Volume 522: debated on Tuesday 25 January 2011

4. What steps he is taking to improve co-ordination of social care and health care for the benefit of patients. (35635)

We have set out in the White Paper “Equity and Excellence: Liberating the NHS” and the Health and Social Care Bill how we will deliver the coalition programme for Government commitment to promote greater integrated working. This includes local authorities taking the lead role in the future in joining up local NHS services, social care and health improvement via council-led health and well-being boards.

Can my hon. Friend assure me that there will be a joined-up approach when addressing patients’ interests and complaints when they straddle social care? Perhaps a single point of contact for a complaint would be a good step forward from what we have now.

My hon. Friend is right to draw attention to the need to integrate not only the way in which we deliver and plan services, but the way in which we manage complaints. That is why the Government have included in the Bill our proposals for the establishment of local healthwatch and healthwatch England. Local healthwatch will have the ability to deal with complaints and also have the capacity to refer concerns about services to the Care Quality Commission so that it can take the necessary steps to investigate. In that way, we will deliver a more integrated system for dealing with such complaints.

Is the Minister aware that most of us are in favour of much better co-ordination of these services, but we worry about the backdrop of the reforms? In Yorkshire, some doctors are saying, “Come on, guys, this is a bonanza and we will all be California-style millionaires under these reforms.” What sort of a backdrop is that for health care reforms and better co-ordination of services?

The backdrop that the hon. Gentleman has just painted is a rather thin one. In fact, it does not exist at all. The Government set out in the Bill we published last week that there will be clear responsibilities on GP commissioning consortia, working in partnership with their colleagues in local government, to commission services in ways that will improve quality of life for people in his constituency, my constituency and the constituencies of all hon. Members.

Does my hon. Friend agree that improved co-ordination between health and social care is fundamental to the delivery of the efficiency challenge faced by the health service and social services? Does he further agree that the £1 billion provided by the health service to reinforce that relationship is an important step taken by the Government to reinforce that interface? Can he assure the House that, as we move into the new world, the existing arrangements for good practice across that interface will be preserved?

The answer to all those questions is yes. The right hon. Gentleman is right to draw attention to the additional money going into social care via the NHS. It is intended to kick-start the collaborative working that was often so absent under the previous Administration.

The care that someone gets can be defined as either “social care” or “health care”, and that can determine the benefits to which an individual is entitled. With that in mind, what conversations has the Minister had with the Minister with responsibility for disabled people about the Government’s proposal to withdraw mobility disability living allowance from those staying in residential care?

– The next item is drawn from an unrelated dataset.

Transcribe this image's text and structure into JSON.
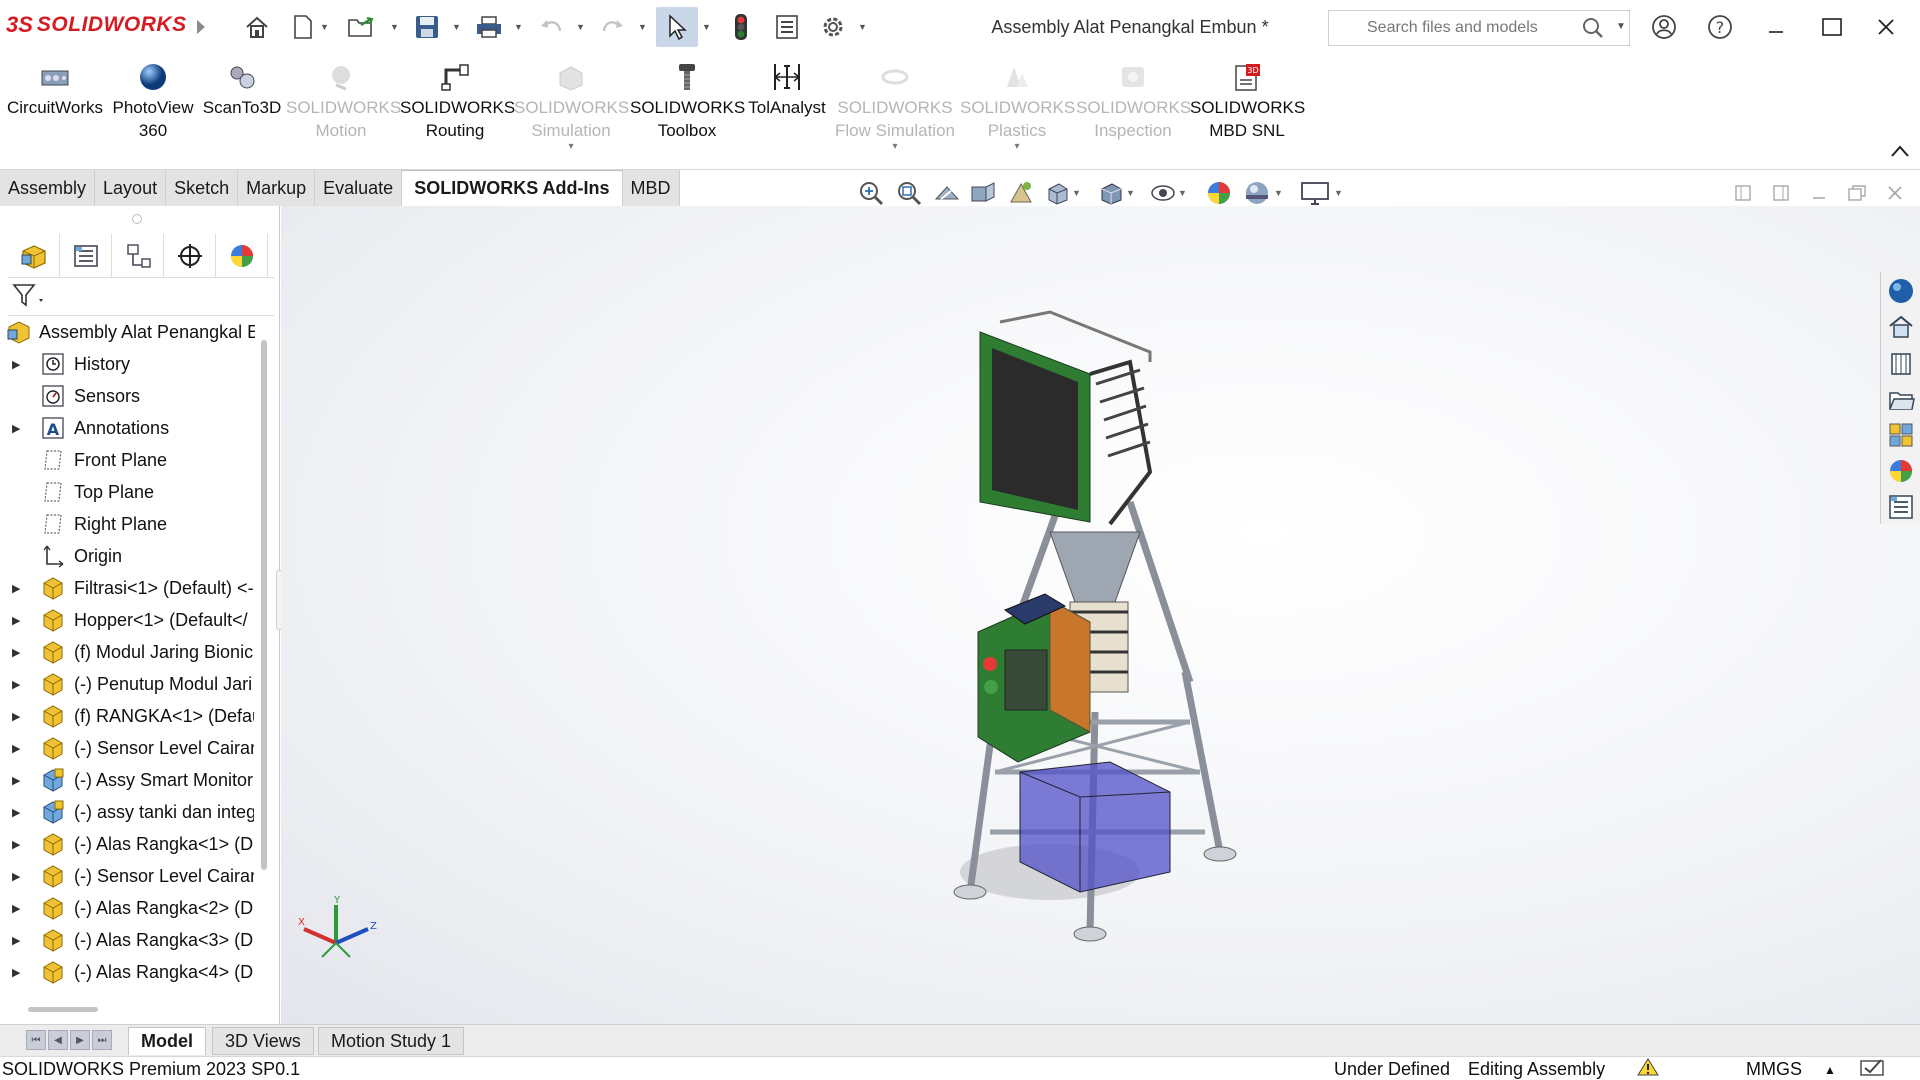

I and the Minister responsible for disability issues in the Department for Work and Pensions meet regularly. In fact, a further meeting on this and other matters is coming up shortly.